== Segment start ==

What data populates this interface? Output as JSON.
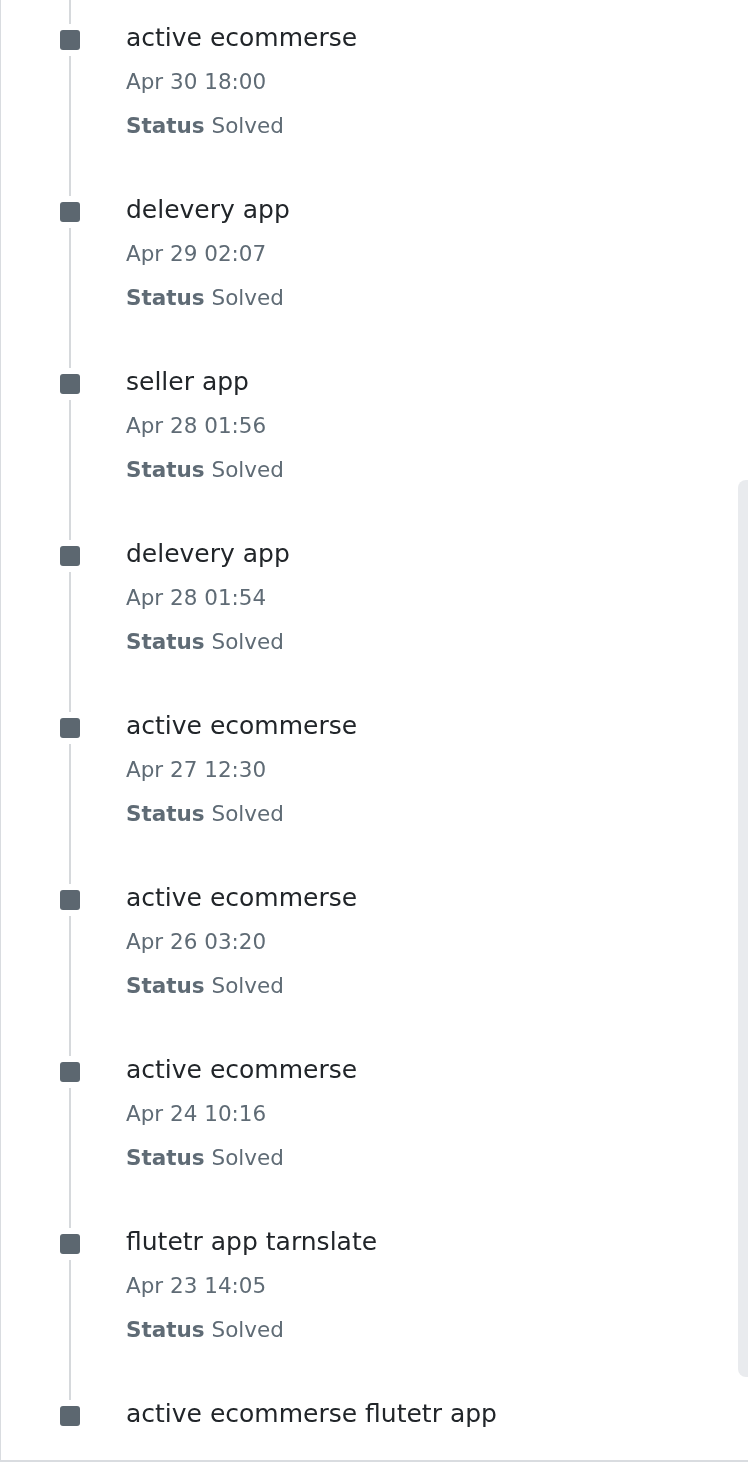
{
  "timeline": {
    "items": [
      {
        "title": "active ecommerse",
        "time": "Apr 30 18:00",
        "status": "**Status** Solved"
      },
      {
        "title": "delevery app",
        "time": "Apr 29 02:07",
        "status": "**Status** Solved"
      },
      {
        "title": "seller app",
        "time": "Apr 28 01:56",
        "status": "**Status** Solved"
      },
      {
        "title": "delevery app",
        "time": "Apr 28 01:54",
        "status": "**Status** Solved"
      },
      {
        "title": "active ecommerse",
        "time": "Apr 27 12:30",
        "status": "**Status** Solved"
      },
      {
        "title": "active ecommerse",
        "time": "Apr 26 03:20",
        "status": "**Status** Solved"
      },
      {
        "title": "active ecommerse",
        "time": "Apr 24 10:16",
        "status": "**Status** Solved"
      },
      {
        "title": "flutetr app tarnslate",
        "time": "Apr 23 14:05",
        "status": "**Status** Solved"
      },
      {
        "title": "active ecommerse flutetr app"
      }
    ]
  }
}
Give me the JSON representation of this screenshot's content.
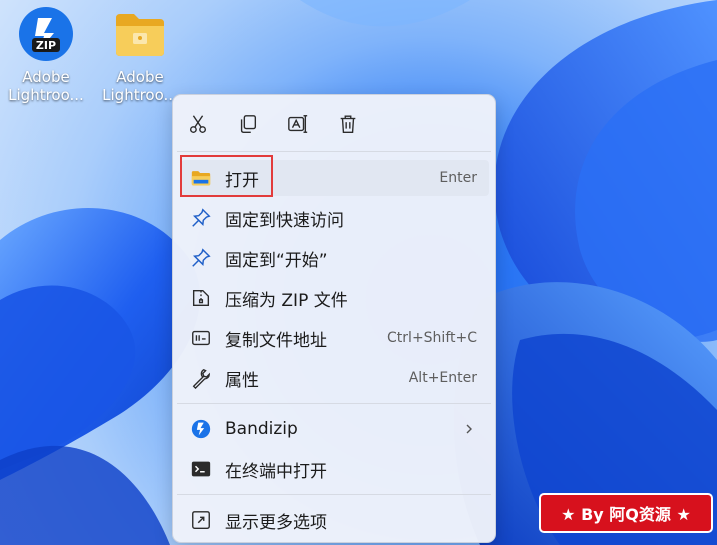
{
  "desktop": {
    "icons": [
      {
        "label_line1": "Adobe",
        "label_line2": "Lightroo..."
      },
      {
        "label_line1": "Adobe",
        "label_line2": "Lightroo..."
      }
    ]
  },
  "context_menu": {
    "toolbar": [
      {
        "icon": "cut-icon"
      },
      {
        "icon": "copy-icon"
      },
      {
        "icon": "rename-icon"
      },
      {
        "icon": "delete-icon"
      }
    ],
    "items": [
      {
        "label": "打开",
        "shortcut": "Enter",
        "icon": "folder-icon"
      },
      {
        "label": "固定到快速访问",
        "shortcut": "",
        "icon": "pin-icon"
      },
      {
        "label": "固定到“开始”",
        "shortcut": "",
        "icon": "pin-icon"
      },
      {
        "label": "压缩为 ZIP 文件",
        "shortcut": "",
        "icon": "zip-file-icon"
      },
      {
        "label": "复制文件地址",
        "shortcut": "Ctrl+Shift+C",
        "icon": "copy-path-icon"
      },
      {
        "label": "属性",
        "shortcut": "Alt+Enter",
        "icon": "wrench-icon"
      },
      {
        "label": "Bandizip",
        "shortcut": "",
        "icon": "bandizip-icon"
      },
      {
        "label": "在终端中打开",
        "shortcut": "",
        "icon": "terminal-icon"
      },
      {
        "label": "显示更多选项",
        "shortcut": "",
        "icon": "more-options-icon"
      }
    ]
  },
  "watermark": {
    "text": "★ By 阿Q资源 ★"
  },
  "colors": {
    "highlight": "#e23b3b",
    "watermark_bg": "#d7111d",
    "accent_blue": "#1f67f0",
    "folder_yellow": "#f5c24a"
  }
}
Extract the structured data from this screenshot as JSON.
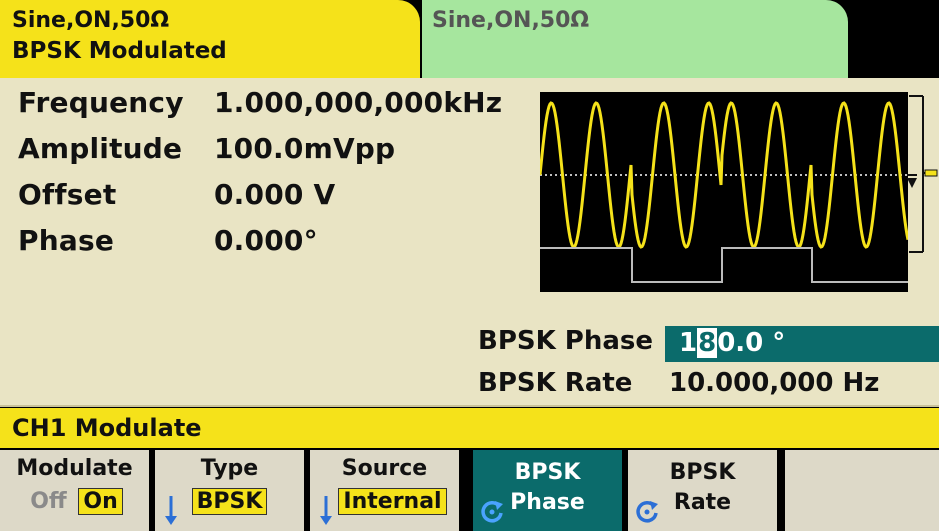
{
  "tabs": [
    {
      "line1": "Sine,ON,50Ω",
      "line2": "BPSK Modulated"
    },
    {
      "line1": "Sine,ON,50Ω"
    }
  ],
  "params": [
    {
      "name": "Frequency",
      "value": "1.000,000,000kHz"
    },
    {
      "name": "Amplitude",
      "value": "100.0mVpp"
    },
    {
      "name": "Offset",
      "value": "0.000 V"
    },
    {
      "name": "Phase",
      "value": "0.000°"
    }
  ],
  "bpsk": {
    "phase_label": "BPSK Phase",
    "phase_value_pre": "1",
    "phase_value_cursor": "8",
    "phase_value_post": "0.0 °",
    "rate_label": "BPSK Rate",
    "rate_value": "10.000,000 Hz"
  },
  "title": "CH1 Modulate",
  "softkeys": {
    "modulate": {
      "label": "Modulate",
      "off": "Off",
      "on": "On"
    },
    "type": {
      "label": "Type",
      "value": "BPSK"
    },
    "source": {
      "label": "Source",
      "value": "Internal"
    },
    "bpsk_phase": {
      "line1": "BPSK",
      "line2": "Phase"
    },
    "bpsk_rate": {
      "line1": "BPSK",
      "line2": "Rate"
    }
  },
  "colors": {
    "tab_active": "#f5e21a",
    "tab_inactive": "#a6e69e",
    "panel": "#e9e4c4",
    "accent": "#0b6b6b",
    "wave": "#f5e21a"
  },
  "icons": {
    "waveform": "sine-wave-preview",
    "bracket": "amplitude-bracket",
    "arrow": "down-arrow-icon",
    "rotate": "rotate-knob-icon"
  }
}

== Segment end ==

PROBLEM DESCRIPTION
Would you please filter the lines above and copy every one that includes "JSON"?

EXERCISE OUTPUT
What data populates this interface? Output as JSON.
Give me the JSON representation of this screenshot's content.
Extract the structured data from this screenshot as JSON.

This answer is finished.